Data to examine:
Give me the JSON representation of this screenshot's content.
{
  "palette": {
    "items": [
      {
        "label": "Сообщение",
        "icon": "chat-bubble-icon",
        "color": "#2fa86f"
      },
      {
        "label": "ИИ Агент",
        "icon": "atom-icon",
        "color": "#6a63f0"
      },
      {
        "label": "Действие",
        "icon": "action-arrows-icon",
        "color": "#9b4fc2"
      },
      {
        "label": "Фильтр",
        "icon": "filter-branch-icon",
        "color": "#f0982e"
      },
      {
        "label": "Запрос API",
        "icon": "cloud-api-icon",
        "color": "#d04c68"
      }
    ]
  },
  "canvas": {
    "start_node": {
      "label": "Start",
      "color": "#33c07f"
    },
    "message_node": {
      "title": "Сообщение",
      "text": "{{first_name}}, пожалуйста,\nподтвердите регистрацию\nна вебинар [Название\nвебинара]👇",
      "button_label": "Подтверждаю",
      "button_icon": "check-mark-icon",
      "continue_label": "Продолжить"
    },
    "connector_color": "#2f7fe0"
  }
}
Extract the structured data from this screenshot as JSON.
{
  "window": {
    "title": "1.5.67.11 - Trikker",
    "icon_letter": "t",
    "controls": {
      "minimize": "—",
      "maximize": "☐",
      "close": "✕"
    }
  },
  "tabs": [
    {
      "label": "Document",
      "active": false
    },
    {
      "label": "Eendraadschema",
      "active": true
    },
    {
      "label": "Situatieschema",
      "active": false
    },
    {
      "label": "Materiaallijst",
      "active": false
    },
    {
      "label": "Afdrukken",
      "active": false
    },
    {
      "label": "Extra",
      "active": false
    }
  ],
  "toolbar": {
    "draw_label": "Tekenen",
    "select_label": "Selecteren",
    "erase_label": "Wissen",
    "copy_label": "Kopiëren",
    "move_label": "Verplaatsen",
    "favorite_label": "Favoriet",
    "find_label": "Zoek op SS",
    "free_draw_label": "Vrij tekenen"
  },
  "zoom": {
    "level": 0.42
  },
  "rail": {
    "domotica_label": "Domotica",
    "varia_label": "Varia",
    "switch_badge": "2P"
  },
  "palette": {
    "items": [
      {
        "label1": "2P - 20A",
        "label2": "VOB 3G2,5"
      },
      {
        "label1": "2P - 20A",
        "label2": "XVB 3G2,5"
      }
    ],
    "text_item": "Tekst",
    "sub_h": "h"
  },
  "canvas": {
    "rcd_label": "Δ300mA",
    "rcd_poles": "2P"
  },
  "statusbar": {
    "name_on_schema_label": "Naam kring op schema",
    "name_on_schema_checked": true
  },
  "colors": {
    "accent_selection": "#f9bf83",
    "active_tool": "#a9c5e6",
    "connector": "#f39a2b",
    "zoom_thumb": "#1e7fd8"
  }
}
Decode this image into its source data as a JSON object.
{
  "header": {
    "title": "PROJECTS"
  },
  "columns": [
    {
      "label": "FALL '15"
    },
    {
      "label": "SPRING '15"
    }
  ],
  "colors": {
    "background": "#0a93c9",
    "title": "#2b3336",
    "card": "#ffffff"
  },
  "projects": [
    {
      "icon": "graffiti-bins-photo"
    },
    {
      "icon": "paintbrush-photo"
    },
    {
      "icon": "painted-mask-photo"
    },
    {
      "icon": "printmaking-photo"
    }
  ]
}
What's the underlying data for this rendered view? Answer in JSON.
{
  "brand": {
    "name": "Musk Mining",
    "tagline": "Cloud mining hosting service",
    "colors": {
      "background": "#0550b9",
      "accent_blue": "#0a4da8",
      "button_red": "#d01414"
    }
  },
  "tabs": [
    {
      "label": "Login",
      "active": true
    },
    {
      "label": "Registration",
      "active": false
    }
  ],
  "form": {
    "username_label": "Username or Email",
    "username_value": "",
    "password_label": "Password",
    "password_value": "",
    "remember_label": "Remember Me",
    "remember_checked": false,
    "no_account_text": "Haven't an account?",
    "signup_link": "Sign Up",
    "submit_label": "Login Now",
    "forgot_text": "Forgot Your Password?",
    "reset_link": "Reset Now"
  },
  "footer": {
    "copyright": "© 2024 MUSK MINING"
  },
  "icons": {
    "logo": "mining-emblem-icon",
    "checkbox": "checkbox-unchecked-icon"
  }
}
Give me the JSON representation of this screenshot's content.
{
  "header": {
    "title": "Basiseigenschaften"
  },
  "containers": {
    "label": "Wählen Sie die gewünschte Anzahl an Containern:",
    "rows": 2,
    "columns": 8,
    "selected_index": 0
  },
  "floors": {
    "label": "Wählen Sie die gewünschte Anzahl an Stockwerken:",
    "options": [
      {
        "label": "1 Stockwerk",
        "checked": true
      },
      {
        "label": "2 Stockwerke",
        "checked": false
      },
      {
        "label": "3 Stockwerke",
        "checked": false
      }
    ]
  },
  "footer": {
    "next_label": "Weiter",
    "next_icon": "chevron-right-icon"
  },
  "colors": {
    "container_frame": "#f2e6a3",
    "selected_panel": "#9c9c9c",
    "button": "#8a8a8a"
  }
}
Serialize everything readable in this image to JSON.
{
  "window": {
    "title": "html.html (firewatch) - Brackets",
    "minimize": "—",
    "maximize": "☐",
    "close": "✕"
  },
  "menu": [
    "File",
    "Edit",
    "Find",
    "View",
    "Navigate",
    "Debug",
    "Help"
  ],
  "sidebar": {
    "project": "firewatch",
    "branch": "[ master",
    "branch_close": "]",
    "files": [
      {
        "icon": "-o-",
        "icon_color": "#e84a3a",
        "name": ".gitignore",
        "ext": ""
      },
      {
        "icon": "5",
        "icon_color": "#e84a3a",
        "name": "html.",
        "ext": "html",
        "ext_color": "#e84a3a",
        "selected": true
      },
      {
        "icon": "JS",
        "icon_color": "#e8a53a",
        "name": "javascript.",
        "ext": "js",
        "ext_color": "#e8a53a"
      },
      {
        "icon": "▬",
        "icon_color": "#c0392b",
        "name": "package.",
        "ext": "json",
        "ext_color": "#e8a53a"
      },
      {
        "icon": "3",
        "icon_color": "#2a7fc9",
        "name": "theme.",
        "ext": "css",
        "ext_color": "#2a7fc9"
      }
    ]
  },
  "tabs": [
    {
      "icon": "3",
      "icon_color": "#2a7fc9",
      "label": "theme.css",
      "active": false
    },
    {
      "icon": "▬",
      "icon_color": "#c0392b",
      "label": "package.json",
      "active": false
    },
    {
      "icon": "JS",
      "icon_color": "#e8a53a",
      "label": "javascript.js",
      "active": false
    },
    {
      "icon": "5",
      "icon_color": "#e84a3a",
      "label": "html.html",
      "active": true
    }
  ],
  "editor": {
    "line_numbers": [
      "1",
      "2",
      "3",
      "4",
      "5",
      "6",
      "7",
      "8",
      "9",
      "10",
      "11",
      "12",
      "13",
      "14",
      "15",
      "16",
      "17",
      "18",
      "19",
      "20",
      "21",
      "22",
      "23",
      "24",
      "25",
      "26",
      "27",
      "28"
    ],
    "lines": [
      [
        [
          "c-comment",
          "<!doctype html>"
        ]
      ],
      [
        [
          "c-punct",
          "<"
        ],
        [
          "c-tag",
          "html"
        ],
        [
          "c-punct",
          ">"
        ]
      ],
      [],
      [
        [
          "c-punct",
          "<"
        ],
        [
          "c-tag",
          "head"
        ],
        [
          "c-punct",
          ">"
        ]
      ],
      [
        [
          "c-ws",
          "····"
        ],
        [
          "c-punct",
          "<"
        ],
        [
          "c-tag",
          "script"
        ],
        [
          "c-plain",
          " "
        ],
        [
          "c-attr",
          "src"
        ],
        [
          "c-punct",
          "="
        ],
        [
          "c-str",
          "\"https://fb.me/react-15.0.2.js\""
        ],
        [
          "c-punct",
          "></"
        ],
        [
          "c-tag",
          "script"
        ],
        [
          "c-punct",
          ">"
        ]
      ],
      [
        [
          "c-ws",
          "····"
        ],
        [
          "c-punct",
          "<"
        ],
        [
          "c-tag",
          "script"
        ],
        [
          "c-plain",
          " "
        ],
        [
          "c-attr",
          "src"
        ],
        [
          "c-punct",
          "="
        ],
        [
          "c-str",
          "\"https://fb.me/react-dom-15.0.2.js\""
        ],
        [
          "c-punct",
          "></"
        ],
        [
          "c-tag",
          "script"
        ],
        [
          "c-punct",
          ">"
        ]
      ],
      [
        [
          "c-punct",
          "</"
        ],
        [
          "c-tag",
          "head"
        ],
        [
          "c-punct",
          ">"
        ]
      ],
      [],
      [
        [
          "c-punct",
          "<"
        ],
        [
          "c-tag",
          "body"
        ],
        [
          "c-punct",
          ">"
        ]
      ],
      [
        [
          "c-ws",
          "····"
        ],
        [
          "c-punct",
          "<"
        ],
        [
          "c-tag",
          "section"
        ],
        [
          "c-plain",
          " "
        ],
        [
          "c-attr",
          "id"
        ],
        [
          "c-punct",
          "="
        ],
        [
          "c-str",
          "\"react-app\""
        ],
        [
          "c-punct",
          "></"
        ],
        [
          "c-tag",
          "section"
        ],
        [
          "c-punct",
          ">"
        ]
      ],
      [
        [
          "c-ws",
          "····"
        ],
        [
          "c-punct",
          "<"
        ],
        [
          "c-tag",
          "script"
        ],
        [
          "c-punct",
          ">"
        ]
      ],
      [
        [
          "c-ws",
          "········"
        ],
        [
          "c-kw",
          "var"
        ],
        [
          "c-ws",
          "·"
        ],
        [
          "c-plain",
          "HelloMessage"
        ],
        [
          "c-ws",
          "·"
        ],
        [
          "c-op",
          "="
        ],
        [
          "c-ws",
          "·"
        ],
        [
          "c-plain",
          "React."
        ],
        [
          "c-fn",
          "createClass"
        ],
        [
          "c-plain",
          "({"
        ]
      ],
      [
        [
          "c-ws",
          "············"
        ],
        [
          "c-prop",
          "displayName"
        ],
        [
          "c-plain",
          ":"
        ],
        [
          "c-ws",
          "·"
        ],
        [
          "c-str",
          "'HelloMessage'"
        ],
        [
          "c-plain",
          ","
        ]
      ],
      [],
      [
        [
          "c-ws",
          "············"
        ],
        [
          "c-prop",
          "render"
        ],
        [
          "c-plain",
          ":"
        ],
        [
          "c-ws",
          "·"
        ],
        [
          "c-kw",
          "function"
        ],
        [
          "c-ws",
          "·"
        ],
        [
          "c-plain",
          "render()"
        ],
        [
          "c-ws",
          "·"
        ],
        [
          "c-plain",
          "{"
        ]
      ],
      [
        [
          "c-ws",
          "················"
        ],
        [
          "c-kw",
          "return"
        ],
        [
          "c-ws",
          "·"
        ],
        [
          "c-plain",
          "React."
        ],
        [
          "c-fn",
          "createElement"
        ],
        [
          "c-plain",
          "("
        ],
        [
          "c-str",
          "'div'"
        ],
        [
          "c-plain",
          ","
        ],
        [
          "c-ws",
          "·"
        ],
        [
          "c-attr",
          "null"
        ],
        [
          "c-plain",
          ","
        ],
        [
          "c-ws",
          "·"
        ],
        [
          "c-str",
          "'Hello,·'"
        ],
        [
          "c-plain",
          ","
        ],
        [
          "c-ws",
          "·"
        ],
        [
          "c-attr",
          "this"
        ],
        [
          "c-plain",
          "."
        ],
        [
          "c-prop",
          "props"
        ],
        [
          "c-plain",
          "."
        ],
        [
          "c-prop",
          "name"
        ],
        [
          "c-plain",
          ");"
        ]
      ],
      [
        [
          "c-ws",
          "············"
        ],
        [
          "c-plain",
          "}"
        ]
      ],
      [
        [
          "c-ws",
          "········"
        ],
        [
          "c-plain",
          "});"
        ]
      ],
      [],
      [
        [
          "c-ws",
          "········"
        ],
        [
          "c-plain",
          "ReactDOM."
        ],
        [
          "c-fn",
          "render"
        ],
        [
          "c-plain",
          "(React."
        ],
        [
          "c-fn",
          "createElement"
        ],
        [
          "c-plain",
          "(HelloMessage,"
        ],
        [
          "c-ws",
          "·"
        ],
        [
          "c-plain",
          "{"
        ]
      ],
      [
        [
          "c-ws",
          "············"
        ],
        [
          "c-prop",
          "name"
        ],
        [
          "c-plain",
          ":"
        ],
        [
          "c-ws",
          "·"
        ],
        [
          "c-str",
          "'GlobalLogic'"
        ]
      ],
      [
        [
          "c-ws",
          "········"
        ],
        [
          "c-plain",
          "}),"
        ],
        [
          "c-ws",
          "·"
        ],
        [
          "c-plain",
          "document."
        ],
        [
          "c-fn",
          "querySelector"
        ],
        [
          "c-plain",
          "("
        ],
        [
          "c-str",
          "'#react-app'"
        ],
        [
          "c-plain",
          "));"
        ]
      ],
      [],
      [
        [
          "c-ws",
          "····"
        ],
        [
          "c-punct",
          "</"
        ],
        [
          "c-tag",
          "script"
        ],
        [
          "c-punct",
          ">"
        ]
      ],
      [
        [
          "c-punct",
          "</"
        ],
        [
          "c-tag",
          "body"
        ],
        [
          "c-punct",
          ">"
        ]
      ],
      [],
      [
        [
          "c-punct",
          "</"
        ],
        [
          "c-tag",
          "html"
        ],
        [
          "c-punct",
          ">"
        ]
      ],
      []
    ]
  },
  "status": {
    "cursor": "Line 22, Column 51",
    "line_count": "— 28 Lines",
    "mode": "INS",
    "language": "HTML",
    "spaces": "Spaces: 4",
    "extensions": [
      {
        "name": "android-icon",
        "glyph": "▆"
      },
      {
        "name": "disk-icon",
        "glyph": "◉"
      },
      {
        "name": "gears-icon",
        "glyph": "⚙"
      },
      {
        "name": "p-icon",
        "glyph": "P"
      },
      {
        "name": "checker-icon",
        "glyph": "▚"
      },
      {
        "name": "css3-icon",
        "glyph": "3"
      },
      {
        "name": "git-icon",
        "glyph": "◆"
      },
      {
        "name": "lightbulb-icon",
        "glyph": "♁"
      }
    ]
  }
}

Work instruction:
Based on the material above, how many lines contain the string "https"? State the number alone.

Answer to the exercise:
2